At a time when big money was just coming in and the logo-versus-the-flag debate was raging, this was a definitive statement of the arrival of a great Indian patriot, besides cricketer. He dared to declare in Multan (2004) with Tendulkar not out at 194, risking the ire of an entire country, but India won that match. This established the team-above-the-individual principle for the first time in Indian cricket.
Then he lived up to it, to return to the pavilion, smiling, 91 not out in Sydney, as Ganguly declared, to squeeze out a couple more overs and press for victory. Then, the moment that told fellow Indians, much before Sehwag arrived on the scene, that you can look the fiercest bowler in the eye, and loft him behind his back, even if his name is Allan Donald. It was in the Standard Bank tri-series final in Durban, with India chasing an improbable D/L score of 251 in 40 overs and a still-young Donald in full fury. You could understand Donald’s fury when the man he least expected to do so, and one with the lightest bat, Dravid, took a step forward and hit him over long-on for six. Donald ended his follow-through swearing at him.
The result, besides much else, was his Reebok sponsorship and the advertisement that said: Rahul Dravid, fast bowlers swear at him, he swears by Reebok! Of course, he also gave us all pain sometimes, like getting that feather to the keeper at 95 in his debut Test at Lord’s: the commentator’s words, “and Lewis breaks Rahul Dravid’s dream”, when that snick was still on its way to the gloves of Jack Russell, still ring in my ears. Of course he filled that blank in his career by later scoring a hundred at Lord’s. Or the bemused look on his face at Sharjah in a match we better not talk more about, when run out on what looked like the third deliberate attempt by his partner. The match-fixing scandal broke shortly afterwards.
Do I have a complaint with Dravid? Probably not, but if you put a gun to my head, I’d say two. One, that he always looked so intense and concerned while batting that he had fans on the tenterhooks even if he was 130 not out. In fact, writing on Dr Manmohan Singh once, I had asked why does he always look like Rahul Dravid at 37 for four. Until somebody pointed out to me that Dravid always looked like it was 37 for four.
Two, that such a master, who used the lightest of touches with the lightest of bats in this era of the sledge-hammer, did not time his retirement with greater perfection. Which, in my book, would have been a hundred in his last innings at Adelaide. But he makes up for it with the dignity that marked his departure. In any case, you cannot demand a sportsman to answer all of a fan’s wishes, even if his name is Rahul Sharad Dravid.
Postscript: Dignity could have been Rahul Dravid’s middle name. Just last week, speaking at a Wisden event, cricket historian and writer Ramachandra Guha talked about the failure of the Supreme Court-appointed Committee of Administrators (CoA) to institute any reforms in the BCCI so far. Except one, he noted.

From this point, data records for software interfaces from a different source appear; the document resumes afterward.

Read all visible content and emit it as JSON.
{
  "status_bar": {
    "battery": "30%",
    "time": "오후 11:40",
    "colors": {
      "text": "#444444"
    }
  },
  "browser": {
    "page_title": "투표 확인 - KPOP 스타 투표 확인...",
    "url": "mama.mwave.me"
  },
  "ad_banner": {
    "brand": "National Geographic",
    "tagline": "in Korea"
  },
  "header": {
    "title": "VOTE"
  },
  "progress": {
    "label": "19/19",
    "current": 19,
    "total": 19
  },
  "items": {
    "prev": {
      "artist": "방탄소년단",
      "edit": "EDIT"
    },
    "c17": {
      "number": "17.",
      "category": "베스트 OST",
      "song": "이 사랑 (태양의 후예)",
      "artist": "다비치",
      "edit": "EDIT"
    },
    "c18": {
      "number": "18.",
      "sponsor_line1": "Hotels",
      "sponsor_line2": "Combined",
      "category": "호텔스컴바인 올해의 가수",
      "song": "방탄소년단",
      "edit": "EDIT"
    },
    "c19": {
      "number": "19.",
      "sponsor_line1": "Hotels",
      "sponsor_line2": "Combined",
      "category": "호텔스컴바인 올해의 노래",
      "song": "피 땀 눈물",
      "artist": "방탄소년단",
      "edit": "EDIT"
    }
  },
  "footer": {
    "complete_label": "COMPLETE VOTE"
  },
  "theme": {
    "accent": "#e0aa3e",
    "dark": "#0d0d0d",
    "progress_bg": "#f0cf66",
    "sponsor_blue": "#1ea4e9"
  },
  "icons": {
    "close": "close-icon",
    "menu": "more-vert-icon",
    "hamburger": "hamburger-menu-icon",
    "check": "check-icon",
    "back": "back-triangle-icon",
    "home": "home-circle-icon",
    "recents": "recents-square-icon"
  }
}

In response to his letter pointing out some conflicts of interest, he had said that Rahul Dravid simultaneously being coach and mentor of IPL team Delhi Daredevils and India under-19s was questionable. No surprise for guessing which one Dravid chose to give up: the one that involved less work and more pay: Delhi Daredevils.
Guha noted that this is the only reform carried out, and what he saw as a conflict removed. You somehow know such a selfless decision had to somehow have the touch of Dravid.